* [Task objective]: Scan the data for "Live" and copy the lines it appears in.
++++
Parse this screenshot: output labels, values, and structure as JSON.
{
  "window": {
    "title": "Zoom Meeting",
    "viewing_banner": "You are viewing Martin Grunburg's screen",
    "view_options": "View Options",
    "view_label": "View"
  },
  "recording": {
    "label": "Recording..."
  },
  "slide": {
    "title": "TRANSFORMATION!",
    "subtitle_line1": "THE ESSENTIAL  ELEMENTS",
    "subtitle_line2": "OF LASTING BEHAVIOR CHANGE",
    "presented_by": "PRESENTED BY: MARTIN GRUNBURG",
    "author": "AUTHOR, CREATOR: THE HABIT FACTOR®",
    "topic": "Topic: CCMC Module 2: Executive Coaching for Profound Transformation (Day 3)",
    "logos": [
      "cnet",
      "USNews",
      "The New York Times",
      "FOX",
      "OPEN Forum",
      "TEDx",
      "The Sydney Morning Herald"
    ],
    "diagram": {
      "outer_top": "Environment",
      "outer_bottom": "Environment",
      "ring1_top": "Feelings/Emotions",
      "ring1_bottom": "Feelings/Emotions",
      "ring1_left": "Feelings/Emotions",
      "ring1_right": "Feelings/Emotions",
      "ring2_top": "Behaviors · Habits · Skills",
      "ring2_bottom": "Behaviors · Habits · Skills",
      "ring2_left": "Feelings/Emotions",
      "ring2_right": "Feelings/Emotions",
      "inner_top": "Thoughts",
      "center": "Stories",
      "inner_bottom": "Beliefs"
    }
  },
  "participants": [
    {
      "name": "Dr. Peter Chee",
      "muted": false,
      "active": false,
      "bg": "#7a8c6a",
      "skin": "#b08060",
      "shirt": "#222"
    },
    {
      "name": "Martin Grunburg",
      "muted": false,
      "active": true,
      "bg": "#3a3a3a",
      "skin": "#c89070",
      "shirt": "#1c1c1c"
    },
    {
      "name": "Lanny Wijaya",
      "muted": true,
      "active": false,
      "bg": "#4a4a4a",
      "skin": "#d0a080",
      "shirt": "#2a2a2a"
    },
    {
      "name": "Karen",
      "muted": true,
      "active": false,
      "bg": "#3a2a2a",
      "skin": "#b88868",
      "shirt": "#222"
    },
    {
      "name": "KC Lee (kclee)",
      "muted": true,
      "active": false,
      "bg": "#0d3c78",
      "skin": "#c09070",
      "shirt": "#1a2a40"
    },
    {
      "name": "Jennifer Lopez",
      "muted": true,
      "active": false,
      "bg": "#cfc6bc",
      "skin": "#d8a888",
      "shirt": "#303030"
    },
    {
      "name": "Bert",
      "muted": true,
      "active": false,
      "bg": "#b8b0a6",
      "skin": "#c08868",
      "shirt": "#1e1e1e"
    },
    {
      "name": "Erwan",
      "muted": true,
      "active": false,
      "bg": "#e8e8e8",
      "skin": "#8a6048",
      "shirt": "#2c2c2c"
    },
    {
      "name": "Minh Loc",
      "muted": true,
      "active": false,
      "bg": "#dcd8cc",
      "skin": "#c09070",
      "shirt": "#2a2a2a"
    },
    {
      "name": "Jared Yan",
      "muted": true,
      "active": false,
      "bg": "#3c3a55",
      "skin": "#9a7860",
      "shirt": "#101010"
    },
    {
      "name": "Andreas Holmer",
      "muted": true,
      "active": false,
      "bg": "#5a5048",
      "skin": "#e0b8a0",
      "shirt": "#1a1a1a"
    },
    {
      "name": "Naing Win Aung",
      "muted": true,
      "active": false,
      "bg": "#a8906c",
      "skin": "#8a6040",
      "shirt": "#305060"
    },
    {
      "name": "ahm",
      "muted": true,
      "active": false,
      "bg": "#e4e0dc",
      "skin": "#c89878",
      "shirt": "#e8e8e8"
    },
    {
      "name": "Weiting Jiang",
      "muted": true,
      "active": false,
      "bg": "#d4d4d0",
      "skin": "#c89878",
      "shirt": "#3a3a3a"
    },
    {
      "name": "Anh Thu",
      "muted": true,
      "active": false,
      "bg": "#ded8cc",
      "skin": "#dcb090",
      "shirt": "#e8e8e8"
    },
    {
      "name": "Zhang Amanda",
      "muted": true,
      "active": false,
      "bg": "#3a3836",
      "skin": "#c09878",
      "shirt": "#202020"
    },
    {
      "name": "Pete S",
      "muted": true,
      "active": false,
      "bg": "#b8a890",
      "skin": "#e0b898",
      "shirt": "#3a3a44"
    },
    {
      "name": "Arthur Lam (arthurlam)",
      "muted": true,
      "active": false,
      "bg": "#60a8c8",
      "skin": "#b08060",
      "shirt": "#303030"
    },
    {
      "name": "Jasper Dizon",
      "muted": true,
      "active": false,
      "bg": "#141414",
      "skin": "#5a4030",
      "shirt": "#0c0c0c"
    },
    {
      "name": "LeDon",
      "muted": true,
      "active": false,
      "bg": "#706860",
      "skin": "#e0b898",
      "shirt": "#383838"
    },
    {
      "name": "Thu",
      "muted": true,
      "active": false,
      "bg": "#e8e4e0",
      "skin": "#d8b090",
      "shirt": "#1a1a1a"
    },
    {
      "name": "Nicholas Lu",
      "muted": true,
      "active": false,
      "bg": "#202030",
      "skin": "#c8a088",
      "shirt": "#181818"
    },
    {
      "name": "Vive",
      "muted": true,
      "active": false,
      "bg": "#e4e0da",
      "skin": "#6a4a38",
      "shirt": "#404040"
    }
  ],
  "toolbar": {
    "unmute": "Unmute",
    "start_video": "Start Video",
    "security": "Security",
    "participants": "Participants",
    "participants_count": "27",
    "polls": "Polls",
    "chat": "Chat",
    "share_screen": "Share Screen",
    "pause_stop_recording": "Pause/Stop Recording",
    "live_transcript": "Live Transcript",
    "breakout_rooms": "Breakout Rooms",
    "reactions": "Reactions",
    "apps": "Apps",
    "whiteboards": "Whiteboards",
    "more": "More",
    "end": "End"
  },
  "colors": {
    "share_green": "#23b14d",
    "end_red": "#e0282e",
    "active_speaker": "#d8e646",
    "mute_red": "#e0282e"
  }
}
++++
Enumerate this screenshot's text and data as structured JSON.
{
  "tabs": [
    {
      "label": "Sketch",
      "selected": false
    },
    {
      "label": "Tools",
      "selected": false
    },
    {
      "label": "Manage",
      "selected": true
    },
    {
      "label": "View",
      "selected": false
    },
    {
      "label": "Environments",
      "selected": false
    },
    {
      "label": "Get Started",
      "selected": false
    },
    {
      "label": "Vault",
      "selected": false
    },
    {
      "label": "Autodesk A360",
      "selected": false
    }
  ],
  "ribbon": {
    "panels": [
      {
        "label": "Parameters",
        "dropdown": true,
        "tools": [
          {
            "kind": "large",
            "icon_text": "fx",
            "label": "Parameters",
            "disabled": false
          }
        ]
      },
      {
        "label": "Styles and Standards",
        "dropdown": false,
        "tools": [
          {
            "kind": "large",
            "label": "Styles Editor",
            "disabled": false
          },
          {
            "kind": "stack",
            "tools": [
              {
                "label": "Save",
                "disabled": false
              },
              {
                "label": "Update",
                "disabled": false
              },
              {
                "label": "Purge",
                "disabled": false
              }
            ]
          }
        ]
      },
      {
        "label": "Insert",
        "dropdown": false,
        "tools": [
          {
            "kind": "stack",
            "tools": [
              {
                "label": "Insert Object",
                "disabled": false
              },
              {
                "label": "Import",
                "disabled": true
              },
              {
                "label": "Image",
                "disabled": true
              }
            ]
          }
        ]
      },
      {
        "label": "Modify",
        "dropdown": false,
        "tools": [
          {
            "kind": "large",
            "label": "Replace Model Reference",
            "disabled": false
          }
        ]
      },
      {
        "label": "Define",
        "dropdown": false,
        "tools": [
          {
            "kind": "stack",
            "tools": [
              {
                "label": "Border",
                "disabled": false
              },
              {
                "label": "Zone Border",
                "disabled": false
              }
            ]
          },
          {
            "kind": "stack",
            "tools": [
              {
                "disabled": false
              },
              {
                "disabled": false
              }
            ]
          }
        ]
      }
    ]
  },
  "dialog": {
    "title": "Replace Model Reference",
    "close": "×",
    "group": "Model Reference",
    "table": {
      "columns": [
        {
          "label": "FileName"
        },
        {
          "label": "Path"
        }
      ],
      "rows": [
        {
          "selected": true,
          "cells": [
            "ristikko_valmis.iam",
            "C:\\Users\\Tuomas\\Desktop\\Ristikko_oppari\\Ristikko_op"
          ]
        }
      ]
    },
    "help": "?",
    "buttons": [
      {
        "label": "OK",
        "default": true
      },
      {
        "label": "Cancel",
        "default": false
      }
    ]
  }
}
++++
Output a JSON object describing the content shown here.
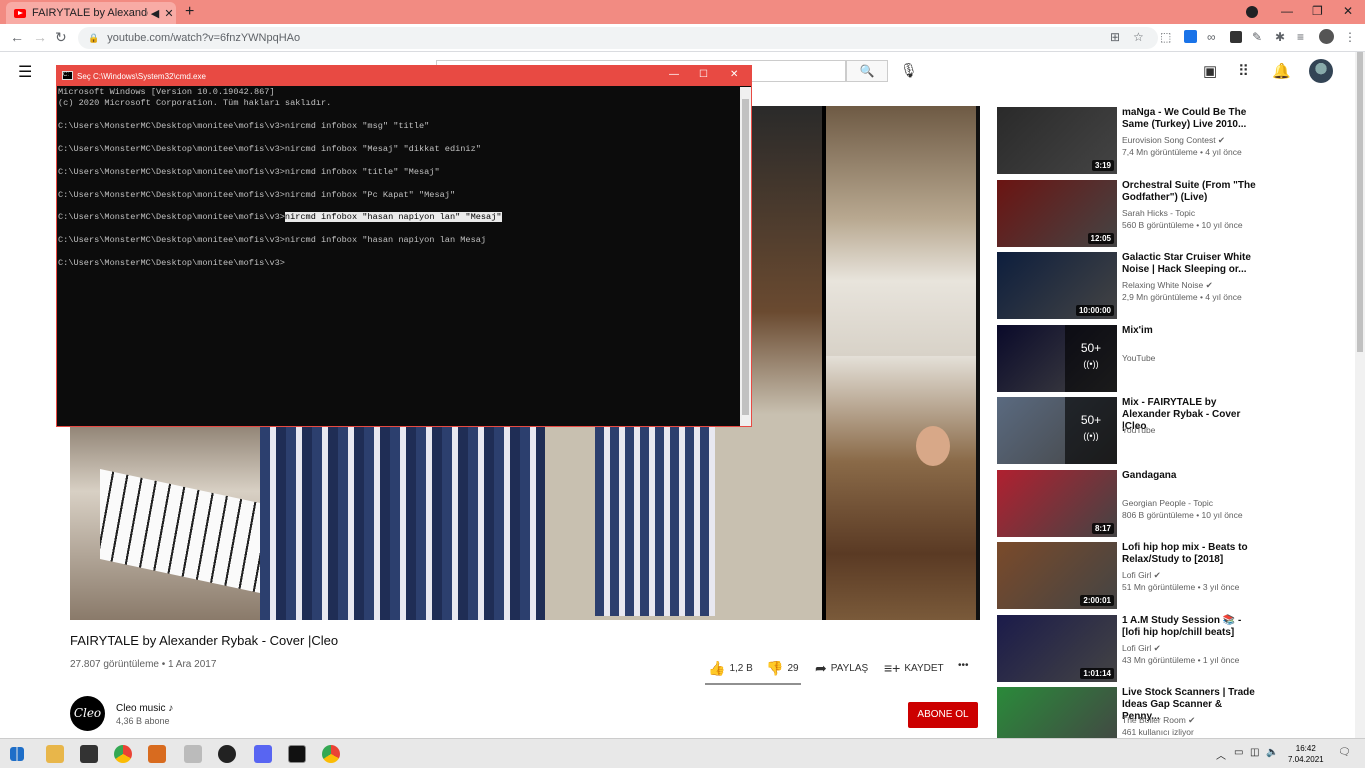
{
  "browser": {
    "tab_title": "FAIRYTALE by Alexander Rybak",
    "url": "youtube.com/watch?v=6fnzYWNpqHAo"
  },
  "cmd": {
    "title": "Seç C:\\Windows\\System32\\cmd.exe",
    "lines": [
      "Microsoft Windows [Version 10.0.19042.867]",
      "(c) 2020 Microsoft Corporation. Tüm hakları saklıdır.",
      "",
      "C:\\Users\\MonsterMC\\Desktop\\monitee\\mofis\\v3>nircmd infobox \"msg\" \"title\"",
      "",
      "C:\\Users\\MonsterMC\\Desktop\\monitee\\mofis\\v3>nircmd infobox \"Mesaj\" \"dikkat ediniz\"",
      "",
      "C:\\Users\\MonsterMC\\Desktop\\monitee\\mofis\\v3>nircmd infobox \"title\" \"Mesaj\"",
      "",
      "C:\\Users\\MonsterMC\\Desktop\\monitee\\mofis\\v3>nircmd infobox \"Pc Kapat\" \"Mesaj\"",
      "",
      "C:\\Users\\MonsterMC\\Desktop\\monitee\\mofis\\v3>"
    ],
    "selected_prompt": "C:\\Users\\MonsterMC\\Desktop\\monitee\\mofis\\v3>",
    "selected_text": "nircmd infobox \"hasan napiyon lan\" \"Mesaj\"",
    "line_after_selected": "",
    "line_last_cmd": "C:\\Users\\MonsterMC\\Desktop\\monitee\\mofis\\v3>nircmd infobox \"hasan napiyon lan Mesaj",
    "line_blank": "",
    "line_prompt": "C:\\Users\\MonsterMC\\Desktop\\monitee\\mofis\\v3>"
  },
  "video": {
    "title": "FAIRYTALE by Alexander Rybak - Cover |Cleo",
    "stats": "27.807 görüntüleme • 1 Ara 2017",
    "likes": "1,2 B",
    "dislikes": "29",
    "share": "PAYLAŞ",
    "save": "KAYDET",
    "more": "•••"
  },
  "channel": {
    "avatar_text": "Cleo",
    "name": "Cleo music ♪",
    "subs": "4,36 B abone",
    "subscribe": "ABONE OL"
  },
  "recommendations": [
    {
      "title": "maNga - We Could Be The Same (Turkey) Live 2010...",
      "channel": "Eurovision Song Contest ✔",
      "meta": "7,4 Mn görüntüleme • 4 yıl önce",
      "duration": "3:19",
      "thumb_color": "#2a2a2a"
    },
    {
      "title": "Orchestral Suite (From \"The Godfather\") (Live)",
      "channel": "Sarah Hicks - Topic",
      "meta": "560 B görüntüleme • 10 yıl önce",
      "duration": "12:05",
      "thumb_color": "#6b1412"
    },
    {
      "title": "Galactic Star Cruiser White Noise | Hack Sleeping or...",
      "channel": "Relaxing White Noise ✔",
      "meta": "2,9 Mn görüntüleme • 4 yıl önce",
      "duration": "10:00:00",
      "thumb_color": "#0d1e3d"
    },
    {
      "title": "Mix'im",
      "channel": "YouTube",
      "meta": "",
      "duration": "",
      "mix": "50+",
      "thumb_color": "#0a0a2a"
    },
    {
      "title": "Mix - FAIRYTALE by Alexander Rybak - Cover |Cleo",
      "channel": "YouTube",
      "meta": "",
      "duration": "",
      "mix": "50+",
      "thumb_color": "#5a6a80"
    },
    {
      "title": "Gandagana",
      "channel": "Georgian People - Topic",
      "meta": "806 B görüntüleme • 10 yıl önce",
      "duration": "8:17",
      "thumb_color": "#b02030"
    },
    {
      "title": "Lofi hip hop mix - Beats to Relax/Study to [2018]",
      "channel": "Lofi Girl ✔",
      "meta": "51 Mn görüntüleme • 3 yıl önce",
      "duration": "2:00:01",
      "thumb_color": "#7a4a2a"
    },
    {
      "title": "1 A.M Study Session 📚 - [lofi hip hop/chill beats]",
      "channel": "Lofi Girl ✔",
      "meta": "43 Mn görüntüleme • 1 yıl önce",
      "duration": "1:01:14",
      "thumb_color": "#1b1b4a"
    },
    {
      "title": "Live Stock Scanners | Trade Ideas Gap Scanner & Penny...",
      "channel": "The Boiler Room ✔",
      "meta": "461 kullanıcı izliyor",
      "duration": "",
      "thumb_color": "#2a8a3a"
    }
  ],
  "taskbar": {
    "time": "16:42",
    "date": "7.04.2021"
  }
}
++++
* [Result of the task]:
    "live_transcript": "Live Transcript",
      "title": "maNga - We Could Be The Same (Turkey) Live 2010...",
      "title": "Orchestral Suite (From \"The Godfather\") (Live)",
      "title": "Live Stock Scanners | Trade Ideas Gap Scanner & Penny...",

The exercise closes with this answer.